◆ **Records drawn from a dataset**
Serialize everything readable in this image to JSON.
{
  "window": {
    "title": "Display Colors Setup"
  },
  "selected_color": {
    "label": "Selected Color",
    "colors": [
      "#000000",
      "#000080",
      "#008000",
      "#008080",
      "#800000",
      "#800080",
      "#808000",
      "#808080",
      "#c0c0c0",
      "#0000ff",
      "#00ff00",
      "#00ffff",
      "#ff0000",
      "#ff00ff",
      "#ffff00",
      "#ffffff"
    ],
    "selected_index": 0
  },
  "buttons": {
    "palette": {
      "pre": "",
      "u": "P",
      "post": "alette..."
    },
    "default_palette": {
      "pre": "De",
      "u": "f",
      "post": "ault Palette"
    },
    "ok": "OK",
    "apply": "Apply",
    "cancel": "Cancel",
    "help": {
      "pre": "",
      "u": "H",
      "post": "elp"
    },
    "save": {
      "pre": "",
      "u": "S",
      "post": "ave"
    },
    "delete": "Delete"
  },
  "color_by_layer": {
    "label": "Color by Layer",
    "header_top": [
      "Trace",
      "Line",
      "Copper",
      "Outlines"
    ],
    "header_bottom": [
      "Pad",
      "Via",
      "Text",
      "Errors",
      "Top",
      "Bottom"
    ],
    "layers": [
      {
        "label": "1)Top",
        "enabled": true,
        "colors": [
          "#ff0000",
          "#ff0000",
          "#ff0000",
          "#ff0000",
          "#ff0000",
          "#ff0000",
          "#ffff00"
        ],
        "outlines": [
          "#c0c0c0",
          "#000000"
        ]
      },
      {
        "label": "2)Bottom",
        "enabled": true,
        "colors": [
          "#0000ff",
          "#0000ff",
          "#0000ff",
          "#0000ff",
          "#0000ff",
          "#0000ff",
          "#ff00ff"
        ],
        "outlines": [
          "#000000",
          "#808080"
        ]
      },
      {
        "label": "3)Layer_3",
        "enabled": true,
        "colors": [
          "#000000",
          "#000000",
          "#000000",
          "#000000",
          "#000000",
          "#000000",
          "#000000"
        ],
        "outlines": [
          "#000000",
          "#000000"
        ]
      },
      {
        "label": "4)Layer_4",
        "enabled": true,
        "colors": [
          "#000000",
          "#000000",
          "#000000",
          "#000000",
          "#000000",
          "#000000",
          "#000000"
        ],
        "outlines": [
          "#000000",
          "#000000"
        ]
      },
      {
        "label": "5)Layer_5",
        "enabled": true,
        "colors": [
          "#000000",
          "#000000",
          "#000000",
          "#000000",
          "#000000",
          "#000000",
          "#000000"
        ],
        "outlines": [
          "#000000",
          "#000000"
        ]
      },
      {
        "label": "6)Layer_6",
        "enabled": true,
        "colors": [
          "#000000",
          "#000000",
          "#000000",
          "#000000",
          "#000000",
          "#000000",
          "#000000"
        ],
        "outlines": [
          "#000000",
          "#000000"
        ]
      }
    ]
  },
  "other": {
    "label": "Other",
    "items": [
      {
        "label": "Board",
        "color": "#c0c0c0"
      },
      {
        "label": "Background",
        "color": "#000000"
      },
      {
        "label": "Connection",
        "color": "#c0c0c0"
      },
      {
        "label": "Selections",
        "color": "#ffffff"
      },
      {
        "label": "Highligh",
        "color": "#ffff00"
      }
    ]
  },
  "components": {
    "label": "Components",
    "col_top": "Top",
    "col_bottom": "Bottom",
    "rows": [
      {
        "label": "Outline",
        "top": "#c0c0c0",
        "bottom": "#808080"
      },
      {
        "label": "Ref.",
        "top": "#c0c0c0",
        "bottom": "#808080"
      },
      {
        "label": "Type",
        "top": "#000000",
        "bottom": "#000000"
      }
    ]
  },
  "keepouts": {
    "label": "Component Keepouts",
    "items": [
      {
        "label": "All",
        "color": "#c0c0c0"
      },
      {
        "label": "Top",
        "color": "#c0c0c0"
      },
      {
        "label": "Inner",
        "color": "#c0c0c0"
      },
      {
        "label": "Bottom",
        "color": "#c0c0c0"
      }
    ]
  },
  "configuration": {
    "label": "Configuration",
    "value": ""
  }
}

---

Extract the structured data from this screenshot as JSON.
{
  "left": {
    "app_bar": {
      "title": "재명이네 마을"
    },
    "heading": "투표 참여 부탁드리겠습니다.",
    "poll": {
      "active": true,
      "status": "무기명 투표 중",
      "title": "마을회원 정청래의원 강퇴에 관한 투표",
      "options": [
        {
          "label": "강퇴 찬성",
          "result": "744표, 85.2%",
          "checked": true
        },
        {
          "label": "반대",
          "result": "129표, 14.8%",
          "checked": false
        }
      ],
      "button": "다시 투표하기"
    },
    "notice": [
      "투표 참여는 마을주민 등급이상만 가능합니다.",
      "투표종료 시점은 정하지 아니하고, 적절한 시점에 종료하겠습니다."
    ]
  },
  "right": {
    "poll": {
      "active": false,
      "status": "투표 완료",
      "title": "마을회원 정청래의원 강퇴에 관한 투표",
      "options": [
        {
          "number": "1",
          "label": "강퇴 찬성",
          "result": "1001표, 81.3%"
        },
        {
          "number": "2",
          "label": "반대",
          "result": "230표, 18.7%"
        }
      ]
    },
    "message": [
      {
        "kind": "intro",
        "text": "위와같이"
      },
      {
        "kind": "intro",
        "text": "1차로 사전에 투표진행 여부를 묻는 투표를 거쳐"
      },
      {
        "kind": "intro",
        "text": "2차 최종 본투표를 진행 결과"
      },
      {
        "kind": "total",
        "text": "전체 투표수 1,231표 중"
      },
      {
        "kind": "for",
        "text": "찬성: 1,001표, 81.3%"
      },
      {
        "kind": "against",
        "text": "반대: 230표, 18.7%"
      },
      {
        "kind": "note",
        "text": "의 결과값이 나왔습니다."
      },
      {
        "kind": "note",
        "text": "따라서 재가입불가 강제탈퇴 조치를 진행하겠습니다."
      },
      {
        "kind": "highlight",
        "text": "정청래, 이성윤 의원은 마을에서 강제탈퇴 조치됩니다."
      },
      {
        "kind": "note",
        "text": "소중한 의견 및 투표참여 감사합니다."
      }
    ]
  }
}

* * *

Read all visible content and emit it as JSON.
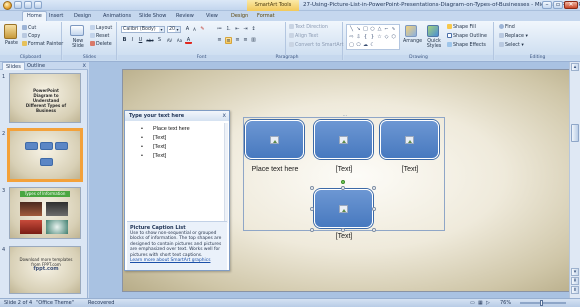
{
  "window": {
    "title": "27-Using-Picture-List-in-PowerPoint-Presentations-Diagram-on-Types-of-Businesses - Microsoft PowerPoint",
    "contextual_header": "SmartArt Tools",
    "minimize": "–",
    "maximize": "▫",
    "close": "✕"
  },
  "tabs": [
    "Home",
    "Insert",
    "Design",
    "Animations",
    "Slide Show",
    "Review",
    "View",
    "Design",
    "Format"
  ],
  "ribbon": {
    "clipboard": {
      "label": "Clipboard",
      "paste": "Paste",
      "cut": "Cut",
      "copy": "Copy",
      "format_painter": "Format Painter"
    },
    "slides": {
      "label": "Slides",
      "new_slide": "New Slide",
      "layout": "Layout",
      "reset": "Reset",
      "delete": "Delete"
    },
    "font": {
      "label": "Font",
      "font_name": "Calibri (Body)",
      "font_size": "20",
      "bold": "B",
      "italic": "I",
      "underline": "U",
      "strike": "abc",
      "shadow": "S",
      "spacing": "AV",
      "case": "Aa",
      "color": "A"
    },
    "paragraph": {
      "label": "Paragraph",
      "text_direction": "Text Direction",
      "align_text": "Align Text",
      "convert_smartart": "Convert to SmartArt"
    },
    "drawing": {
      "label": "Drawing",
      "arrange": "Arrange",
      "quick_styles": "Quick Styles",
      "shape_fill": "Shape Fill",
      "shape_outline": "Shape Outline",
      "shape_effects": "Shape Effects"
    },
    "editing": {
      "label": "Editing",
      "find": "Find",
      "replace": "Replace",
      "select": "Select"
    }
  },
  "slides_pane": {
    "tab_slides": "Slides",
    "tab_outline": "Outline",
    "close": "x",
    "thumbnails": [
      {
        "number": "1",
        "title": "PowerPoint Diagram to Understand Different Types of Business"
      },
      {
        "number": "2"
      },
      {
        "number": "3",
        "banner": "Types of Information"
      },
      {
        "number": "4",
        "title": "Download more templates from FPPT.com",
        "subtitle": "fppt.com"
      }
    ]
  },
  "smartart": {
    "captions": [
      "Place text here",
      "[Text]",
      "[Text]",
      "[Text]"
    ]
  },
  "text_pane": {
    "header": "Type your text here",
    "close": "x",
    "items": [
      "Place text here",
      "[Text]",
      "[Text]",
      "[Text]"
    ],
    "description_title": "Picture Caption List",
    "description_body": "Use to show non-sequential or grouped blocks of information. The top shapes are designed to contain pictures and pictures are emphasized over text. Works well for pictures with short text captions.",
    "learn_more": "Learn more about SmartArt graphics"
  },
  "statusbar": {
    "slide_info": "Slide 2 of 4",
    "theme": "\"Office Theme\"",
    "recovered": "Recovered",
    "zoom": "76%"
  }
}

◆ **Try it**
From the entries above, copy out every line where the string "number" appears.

◆ **Exercise answer**
          "number": "1",
          "number": "2",
        "number": "1",
        "number": "2"
        "number": "3",
        "number": "4",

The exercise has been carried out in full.